These fourteen personal essays by one of Texas’ most prolific authors are in turn humorous, literary, informative, nostalgic and all-around enjoyable to read.
As the locals gear up to stop the railroad, long-held secrets about both the town and the protagonist’s family come to light, and he is caught up in the conflict to save his home town, and his family’s legacy.
Author Clay Reynolds sees these stories as reflective fragments, “the kind one notices when driving through North Central Texas—old buildings and houses, each concealing a story.”
A nameless and sometimes hapless narrator moves through a series of casual encounters, mostly in the Southwest, with total strangers, average people going about day-to-day, often mundane activities, but taking time to reveal to him, unprompted, their life experiences.
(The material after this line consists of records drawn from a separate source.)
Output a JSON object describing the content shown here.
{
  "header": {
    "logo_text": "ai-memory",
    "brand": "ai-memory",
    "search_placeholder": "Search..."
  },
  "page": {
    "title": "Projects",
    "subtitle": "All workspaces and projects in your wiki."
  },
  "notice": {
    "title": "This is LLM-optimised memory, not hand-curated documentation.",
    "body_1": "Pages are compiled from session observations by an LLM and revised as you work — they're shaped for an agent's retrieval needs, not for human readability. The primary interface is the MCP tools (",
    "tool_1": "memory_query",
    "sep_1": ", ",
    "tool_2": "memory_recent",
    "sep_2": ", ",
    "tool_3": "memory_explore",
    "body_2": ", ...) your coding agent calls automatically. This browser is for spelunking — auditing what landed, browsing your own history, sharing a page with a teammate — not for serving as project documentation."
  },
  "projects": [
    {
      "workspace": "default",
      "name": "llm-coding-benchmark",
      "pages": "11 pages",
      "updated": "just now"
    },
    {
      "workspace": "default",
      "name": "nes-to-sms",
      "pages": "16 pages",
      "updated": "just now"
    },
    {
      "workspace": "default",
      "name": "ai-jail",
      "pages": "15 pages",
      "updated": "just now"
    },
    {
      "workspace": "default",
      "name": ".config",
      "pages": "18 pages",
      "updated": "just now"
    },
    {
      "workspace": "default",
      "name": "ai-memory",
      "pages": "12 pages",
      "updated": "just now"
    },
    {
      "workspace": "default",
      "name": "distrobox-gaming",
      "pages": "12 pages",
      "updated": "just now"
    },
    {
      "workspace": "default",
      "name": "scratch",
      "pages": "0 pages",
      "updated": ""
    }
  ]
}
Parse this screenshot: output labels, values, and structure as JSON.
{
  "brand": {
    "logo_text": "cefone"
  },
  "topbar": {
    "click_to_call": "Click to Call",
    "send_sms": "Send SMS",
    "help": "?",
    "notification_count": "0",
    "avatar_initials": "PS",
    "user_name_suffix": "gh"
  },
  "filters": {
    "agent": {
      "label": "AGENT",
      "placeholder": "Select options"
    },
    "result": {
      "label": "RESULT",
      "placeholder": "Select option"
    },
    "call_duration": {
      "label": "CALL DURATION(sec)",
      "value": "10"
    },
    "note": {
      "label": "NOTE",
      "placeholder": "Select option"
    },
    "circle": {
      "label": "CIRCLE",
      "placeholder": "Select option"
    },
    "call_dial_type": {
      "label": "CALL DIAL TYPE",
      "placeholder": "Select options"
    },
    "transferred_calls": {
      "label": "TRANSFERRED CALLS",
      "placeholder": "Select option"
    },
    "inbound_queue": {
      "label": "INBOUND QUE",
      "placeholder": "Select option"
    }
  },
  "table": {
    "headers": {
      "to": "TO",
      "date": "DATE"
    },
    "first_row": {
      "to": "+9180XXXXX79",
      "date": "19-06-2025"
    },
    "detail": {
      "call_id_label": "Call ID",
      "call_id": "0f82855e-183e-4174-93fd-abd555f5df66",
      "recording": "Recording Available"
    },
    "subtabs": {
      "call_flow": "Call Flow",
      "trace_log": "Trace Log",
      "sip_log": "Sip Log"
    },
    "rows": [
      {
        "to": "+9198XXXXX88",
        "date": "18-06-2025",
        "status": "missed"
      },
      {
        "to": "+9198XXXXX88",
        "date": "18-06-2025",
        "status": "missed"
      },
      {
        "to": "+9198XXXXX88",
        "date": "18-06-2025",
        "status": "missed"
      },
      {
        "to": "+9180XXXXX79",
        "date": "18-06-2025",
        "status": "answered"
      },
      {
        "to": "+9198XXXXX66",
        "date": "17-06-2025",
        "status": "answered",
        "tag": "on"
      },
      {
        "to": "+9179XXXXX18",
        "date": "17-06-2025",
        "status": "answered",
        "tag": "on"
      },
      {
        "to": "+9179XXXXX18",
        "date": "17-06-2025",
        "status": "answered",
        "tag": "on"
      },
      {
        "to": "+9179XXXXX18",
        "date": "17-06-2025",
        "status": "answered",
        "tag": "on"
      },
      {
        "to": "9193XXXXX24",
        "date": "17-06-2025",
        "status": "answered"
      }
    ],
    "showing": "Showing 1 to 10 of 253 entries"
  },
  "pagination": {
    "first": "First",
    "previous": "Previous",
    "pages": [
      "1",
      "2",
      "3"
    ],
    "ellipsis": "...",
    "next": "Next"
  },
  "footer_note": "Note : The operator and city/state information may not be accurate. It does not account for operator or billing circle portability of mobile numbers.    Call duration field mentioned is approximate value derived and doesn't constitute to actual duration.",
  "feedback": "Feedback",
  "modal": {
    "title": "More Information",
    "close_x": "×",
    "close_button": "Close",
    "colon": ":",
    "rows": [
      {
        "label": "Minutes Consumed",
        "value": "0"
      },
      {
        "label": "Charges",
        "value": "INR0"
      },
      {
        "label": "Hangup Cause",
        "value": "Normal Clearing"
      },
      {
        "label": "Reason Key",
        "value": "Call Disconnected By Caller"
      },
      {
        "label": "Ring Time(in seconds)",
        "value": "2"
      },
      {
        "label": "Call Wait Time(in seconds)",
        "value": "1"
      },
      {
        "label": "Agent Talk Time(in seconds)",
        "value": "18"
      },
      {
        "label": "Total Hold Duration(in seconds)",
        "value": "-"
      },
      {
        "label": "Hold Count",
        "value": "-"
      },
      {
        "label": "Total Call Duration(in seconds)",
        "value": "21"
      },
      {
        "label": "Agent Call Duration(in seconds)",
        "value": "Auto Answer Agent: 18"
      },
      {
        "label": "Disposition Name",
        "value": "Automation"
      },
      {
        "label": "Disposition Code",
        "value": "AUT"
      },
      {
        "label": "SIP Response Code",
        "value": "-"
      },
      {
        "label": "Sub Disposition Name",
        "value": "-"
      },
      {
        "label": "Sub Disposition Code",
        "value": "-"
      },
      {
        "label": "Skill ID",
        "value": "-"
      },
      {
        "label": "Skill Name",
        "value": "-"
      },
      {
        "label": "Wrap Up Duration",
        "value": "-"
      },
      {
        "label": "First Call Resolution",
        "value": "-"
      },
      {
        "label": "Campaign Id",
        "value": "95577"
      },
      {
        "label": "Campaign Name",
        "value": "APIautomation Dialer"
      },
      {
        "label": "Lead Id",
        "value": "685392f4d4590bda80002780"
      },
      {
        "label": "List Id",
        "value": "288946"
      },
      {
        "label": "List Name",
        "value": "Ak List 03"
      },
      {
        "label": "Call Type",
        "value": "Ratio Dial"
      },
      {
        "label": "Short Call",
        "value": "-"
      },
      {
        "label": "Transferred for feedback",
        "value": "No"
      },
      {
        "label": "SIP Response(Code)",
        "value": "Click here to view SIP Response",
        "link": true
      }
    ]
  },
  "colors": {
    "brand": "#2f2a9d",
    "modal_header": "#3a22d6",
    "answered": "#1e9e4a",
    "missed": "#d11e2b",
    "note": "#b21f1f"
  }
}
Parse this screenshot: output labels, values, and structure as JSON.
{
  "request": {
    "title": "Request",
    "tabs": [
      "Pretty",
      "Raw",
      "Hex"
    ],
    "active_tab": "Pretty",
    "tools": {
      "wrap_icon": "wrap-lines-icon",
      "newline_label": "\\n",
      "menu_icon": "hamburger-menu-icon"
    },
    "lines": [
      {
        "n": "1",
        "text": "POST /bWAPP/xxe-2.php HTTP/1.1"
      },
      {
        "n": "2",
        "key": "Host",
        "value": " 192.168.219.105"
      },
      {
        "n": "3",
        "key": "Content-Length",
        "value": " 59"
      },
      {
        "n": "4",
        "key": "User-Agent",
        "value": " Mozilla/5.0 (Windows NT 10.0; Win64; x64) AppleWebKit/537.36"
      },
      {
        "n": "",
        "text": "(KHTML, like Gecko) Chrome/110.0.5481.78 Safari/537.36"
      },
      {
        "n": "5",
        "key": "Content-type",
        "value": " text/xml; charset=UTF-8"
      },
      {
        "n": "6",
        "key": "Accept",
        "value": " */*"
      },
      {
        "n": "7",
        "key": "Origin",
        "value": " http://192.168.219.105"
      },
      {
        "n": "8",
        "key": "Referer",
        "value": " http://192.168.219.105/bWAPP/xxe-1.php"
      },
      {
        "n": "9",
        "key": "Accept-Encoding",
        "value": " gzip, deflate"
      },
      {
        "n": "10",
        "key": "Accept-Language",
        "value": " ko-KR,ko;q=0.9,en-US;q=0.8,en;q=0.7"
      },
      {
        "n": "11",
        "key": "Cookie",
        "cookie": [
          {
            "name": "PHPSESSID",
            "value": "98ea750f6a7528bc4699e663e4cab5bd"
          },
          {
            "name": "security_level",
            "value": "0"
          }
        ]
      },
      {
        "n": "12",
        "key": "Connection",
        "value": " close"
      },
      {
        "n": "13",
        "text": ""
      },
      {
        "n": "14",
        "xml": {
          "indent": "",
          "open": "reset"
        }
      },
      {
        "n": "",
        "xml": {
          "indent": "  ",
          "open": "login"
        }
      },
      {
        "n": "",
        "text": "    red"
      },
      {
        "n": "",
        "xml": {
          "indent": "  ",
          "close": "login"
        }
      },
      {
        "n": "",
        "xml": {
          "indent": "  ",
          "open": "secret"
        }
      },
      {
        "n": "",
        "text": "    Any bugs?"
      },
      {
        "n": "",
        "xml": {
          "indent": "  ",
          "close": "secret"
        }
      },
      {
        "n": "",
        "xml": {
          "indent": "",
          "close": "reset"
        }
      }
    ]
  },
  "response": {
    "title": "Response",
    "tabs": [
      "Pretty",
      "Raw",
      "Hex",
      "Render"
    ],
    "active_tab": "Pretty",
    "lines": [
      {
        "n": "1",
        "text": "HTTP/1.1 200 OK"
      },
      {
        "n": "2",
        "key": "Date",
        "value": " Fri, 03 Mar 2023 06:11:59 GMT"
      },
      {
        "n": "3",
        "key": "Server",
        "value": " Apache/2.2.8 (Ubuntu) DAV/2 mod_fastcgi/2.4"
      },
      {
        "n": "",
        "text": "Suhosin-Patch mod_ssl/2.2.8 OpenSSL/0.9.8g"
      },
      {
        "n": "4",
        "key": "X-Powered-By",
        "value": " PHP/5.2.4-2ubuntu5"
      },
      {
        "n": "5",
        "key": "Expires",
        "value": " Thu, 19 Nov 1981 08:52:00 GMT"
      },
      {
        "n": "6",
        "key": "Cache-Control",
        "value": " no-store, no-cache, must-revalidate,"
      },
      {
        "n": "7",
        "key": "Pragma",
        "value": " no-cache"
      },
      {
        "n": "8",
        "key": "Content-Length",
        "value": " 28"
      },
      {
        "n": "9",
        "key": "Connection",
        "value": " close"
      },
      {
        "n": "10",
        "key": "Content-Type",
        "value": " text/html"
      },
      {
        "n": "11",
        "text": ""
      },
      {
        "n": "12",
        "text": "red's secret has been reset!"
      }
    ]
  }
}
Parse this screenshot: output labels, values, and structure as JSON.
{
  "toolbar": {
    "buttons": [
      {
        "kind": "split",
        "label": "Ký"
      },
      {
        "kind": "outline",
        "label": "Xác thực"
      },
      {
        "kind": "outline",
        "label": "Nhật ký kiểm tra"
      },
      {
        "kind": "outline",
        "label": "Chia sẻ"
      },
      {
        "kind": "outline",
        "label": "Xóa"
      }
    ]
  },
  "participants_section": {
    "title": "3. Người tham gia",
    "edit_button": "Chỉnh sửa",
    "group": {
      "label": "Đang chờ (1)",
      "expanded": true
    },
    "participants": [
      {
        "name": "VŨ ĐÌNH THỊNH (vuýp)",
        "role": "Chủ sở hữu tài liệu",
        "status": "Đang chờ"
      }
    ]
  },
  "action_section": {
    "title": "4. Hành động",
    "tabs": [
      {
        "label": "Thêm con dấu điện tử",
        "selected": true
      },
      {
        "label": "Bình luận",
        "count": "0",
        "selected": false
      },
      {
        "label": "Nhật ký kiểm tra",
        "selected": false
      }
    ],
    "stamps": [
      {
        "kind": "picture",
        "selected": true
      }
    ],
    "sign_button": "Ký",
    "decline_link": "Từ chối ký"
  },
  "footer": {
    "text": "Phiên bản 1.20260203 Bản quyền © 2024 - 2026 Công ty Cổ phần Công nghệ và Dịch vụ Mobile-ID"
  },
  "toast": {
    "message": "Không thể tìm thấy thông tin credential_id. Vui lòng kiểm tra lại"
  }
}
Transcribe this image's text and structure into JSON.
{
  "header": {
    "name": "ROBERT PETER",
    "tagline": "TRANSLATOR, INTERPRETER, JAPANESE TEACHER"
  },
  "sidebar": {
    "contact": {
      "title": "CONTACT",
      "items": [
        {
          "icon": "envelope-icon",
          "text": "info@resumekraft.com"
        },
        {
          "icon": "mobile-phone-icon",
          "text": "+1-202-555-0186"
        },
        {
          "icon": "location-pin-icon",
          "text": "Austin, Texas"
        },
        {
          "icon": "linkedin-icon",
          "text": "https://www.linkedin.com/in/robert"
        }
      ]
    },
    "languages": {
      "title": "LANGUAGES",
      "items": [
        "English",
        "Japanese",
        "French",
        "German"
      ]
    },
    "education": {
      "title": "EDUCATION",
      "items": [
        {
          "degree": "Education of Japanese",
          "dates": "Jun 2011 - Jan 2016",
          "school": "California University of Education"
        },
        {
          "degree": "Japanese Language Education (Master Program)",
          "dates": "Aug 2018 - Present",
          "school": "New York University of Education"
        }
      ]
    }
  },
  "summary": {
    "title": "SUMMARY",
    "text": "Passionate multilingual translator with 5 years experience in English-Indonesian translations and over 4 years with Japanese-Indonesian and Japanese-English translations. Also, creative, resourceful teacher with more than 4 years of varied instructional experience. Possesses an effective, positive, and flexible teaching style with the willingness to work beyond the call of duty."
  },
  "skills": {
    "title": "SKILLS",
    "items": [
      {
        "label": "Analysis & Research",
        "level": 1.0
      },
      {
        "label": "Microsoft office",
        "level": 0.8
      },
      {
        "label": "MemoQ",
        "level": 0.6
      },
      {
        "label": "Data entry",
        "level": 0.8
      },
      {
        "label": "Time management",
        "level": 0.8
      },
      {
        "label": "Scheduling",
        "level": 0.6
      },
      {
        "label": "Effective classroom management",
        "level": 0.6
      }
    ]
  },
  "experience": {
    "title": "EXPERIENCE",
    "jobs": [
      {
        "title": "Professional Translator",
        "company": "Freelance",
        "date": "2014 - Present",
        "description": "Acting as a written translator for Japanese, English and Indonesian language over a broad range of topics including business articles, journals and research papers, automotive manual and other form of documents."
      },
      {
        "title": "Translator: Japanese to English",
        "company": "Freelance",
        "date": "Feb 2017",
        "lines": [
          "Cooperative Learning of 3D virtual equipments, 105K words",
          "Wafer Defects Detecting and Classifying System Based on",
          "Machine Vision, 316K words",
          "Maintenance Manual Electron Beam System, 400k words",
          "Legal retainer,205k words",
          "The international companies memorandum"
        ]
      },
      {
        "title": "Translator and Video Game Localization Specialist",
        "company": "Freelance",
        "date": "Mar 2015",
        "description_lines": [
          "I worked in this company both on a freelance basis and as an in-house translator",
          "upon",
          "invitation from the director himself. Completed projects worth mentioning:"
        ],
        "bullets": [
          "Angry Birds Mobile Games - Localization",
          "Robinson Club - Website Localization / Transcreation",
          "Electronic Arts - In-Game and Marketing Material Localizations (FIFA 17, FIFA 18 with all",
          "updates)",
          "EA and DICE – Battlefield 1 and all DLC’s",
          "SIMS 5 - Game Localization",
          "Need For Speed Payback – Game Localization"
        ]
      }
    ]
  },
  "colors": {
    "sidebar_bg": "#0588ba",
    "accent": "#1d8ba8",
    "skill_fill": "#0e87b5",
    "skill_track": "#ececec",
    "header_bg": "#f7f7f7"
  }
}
The Wild West came alive under the pen of Edward Zane Carroll Judson, who wrote many of America’s best-loved “dime novels ”under the pseudonym Ned Buntline.
In a chilling mixture of the nostalgic and the supernatural, Clay Reynolds adds to his Sandhill Chronicles this tale of Faustian bargains, drag racing, old-time rock and roll, and a sister’s love for a brother who dies tragically young.
The Vigil, a novel by Clay Reynolds: Fleeing Atlanta a bad marriage, Imogene McBride heads west with her precocious, beautiful teenage daughter, Cora, when their car breaks down in a tiny North Texas town. While her mother sits out its repair, Cora wanders off to buy ice cream—and disappears without a trace.
Set in the vast grasslands of Texas just after the Civil War, Franklin’s Crossing follows former slave and seasoned scout Moses Franklin as he leads a wagon train through Comanche territory to Sante Fe.
A satire on modern life as seen through the eyes of a poetic (and extremely insightful) curmudgeon.